Data items
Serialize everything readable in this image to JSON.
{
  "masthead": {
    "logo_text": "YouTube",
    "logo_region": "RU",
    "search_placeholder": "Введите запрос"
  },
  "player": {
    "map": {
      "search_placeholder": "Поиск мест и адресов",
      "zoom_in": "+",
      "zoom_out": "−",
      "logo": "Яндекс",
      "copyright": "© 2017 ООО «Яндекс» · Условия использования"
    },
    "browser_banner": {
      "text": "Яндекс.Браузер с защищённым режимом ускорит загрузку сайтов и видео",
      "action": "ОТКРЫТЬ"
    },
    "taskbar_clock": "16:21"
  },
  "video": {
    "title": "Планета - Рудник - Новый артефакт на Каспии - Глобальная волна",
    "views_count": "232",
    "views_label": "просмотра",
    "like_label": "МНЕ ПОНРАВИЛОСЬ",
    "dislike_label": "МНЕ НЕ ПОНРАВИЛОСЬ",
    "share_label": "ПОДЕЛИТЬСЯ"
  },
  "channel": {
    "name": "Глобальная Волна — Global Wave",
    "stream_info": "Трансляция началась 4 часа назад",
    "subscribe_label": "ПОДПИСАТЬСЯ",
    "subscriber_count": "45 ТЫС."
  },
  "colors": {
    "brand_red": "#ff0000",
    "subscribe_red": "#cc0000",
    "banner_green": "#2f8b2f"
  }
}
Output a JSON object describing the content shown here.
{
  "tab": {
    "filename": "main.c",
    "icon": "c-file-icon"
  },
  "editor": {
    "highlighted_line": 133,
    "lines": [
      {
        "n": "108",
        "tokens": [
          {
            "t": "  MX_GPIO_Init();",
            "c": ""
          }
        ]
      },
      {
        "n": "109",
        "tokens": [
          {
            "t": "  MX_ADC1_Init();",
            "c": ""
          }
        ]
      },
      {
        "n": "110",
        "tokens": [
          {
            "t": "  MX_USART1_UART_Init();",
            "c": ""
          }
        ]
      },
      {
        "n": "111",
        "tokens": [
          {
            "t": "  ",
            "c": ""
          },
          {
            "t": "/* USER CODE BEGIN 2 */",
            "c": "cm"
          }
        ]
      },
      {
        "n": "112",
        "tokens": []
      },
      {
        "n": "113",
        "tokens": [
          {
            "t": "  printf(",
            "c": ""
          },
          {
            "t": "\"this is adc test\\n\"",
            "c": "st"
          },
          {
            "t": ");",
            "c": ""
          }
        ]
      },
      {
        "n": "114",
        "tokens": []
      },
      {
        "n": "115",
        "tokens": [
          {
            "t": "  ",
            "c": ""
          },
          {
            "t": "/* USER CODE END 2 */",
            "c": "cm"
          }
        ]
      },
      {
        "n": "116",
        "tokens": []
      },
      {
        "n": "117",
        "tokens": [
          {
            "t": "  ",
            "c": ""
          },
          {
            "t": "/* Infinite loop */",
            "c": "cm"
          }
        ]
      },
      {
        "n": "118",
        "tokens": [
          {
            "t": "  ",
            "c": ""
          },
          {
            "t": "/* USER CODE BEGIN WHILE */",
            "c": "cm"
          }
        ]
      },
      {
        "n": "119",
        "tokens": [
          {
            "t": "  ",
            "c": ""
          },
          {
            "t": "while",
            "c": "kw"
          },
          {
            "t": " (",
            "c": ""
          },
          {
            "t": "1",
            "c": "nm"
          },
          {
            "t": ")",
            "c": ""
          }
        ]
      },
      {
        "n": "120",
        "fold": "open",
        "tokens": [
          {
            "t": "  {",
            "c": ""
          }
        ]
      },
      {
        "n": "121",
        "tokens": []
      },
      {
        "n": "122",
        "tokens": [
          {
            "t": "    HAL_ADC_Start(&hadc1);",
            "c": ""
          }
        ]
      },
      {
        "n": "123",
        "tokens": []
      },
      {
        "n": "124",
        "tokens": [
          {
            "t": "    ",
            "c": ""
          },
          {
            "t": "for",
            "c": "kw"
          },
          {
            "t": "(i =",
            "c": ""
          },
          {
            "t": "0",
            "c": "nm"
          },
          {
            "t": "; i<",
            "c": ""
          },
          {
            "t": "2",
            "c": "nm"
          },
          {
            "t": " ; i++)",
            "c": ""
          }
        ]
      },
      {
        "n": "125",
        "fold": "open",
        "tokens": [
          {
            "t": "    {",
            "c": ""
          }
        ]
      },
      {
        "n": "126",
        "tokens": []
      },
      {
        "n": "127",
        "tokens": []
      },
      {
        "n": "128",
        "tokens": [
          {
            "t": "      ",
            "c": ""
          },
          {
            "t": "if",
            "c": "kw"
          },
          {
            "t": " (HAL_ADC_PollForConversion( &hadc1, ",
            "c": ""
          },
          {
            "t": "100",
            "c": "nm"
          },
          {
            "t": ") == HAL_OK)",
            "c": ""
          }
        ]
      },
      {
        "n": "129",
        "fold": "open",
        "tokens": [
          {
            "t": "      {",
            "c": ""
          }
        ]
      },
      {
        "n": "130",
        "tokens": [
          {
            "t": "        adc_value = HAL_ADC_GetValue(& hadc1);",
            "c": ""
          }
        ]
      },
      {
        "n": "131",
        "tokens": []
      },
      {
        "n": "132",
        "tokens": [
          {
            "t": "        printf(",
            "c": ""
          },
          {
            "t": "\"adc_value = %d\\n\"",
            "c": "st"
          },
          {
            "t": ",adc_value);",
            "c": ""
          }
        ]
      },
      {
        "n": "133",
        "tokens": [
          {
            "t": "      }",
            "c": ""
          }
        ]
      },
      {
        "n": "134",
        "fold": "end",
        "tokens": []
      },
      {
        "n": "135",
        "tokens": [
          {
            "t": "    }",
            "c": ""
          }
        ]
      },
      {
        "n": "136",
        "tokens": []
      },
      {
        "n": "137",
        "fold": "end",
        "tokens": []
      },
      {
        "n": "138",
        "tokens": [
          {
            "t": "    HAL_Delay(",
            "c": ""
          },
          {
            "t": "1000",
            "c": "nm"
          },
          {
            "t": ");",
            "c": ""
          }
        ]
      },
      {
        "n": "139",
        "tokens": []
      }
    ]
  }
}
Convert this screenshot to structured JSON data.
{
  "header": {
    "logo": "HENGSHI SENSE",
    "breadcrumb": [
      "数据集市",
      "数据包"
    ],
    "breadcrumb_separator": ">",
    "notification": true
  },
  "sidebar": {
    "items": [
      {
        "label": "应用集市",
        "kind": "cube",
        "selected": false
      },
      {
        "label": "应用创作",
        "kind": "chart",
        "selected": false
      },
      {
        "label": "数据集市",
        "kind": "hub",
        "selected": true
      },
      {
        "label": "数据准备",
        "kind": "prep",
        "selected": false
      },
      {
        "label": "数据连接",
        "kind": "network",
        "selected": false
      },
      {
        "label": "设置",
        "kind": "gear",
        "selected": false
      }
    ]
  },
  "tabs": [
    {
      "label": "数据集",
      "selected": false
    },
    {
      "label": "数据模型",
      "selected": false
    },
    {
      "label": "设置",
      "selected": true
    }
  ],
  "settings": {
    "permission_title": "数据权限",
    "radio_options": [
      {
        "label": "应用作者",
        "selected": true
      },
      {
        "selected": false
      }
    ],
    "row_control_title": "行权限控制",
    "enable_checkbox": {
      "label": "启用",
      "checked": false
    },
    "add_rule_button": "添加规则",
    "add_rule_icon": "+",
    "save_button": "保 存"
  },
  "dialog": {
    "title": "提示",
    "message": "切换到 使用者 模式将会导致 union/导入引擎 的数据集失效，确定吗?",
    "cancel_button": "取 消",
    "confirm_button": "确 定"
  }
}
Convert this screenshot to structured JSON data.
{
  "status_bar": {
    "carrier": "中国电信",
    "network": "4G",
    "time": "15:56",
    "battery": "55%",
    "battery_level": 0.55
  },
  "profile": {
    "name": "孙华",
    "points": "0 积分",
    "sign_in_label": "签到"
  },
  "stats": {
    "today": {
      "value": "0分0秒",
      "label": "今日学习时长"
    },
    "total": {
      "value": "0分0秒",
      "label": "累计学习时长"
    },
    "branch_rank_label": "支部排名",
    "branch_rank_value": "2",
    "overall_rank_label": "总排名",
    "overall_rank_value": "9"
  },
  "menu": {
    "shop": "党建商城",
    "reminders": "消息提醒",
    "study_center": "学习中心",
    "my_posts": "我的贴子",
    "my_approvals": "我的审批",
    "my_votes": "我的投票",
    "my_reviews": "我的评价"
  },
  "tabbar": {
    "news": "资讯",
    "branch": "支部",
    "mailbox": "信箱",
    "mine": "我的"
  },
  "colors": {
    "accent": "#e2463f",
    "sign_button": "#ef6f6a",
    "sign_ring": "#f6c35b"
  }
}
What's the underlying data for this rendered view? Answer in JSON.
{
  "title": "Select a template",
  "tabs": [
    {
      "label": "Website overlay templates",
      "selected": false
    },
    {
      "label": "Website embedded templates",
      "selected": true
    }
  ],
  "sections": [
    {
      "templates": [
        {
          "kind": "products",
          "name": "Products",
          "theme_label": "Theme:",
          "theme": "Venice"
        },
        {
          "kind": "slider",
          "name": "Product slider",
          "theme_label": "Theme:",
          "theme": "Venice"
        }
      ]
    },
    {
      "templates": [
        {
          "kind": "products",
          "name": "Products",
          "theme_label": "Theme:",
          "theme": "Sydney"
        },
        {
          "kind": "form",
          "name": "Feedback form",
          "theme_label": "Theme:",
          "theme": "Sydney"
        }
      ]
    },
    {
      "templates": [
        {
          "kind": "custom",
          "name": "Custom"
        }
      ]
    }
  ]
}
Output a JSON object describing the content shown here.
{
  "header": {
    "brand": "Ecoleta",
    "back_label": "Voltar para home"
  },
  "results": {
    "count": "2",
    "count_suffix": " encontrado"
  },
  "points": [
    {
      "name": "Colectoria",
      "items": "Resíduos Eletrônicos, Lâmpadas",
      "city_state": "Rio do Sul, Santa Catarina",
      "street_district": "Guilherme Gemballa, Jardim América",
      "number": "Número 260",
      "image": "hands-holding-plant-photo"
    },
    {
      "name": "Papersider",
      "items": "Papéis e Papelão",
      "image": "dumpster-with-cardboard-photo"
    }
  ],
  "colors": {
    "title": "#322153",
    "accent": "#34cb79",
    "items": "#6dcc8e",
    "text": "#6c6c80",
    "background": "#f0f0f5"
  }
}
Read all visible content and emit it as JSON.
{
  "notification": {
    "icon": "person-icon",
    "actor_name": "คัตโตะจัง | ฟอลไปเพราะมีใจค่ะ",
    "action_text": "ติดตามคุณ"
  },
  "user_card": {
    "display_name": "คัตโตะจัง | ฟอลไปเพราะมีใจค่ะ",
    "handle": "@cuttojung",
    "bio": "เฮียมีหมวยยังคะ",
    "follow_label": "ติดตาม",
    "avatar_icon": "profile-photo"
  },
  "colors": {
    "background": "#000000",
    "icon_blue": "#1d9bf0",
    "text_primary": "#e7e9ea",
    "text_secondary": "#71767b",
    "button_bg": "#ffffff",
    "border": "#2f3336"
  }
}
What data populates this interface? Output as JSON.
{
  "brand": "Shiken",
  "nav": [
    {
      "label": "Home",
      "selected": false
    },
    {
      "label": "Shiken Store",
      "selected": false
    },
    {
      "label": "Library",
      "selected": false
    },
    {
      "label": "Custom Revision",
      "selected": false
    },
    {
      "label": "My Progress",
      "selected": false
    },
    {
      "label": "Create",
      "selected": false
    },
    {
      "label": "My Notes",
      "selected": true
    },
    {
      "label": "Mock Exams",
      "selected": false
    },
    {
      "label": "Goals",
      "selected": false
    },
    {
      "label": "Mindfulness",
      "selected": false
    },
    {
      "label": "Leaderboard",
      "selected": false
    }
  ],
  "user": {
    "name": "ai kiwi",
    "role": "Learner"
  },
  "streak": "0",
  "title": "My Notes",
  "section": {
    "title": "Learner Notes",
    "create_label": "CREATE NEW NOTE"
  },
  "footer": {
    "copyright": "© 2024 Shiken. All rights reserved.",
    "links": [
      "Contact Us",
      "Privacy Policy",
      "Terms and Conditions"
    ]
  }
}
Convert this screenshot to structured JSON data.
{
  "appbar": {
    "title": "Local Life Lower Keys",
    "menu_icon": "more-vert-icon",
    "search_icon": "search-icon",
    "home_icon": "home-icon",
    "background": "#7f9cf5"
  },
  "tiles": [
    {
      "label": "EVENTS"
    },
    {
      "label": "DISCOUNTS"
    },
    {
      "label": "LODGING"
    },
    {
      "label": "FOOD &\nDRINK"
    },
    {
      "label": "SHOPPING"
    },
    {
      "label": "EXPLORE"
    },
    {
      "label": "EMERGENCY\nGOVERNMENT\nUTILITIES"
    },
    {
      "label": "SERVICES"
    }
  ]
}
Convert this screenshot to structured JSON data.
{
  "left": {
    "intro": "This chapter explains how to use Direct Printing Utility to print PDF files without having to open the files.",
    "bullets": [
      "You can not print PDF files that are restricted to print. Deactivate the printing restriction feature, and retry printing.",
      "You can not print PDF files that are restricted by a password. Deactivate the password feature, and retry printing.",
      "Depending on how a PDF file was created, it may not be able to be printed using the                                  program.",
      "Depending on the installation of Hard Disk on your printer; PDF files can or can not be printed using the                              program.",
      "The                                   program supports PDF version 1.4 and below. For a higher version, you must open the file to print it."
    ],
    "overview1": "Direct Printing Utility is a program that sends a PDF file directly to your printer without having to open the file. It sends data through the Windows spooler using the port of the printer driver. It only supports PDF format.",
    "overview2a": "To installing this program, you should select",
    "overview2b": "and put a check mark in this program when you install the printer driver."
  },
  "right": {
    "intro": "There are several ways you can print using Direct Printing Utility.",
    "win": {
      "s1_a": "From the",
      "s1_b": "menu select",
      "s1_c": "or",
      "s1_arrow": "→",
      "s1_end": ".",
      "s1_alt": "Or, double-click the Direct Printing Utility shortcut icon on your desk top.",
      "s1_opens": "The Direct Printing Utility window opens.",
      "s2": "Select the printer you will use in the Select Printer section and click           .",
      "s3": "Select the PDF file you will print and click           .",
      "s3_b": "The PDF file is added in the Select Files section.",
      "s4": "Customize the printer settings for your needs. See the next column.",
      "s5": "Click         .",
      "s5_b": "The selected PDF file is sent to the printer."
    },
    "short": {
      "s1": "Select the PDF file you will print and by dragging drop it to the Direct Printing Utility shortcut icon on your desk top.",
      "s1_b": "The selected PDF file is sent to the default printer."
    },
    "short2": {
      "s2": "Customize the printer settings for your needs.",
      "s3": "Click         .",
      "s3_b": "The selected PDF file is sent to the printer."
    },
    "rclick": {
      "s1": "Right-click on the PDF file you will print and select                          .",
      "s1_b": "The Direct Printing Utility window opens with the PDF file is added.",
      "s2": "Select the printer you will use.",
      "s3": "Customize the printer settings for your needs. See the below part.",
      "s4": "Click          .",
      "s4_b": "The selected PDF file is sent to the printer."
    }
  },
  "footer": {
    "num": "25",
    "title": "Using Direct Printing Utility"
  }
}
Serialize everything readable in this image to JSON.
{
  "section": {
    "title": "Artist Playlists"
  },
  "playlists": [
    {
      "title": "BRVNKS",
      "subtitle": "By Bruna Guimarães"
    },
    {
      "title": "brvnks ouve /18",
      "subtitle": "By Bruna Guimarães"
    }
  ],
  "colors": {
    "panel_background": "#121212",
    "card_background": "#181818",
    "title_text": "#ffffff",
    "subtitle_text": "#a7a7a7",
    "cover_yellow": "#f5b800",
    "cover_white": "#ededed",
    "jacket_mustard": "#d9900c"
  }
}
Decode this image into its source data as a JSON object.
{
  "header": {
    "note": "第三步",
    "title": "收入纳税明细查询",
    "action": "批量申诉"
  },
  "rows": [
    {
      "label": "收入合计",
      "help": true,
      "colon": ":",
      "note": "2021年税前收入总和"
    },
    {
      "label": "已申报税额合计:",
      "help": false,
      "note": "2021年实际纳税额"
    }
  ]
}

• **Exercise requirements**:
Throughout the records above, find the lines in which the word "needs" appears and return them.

• **Result for this exercise**:
      "s4": "Customize the printer settings for your needs. See the next column.",
      "s2": "Customize the printer settings for your needs.",
      "s3": "Customize the printer settings for your needs. See the below part.",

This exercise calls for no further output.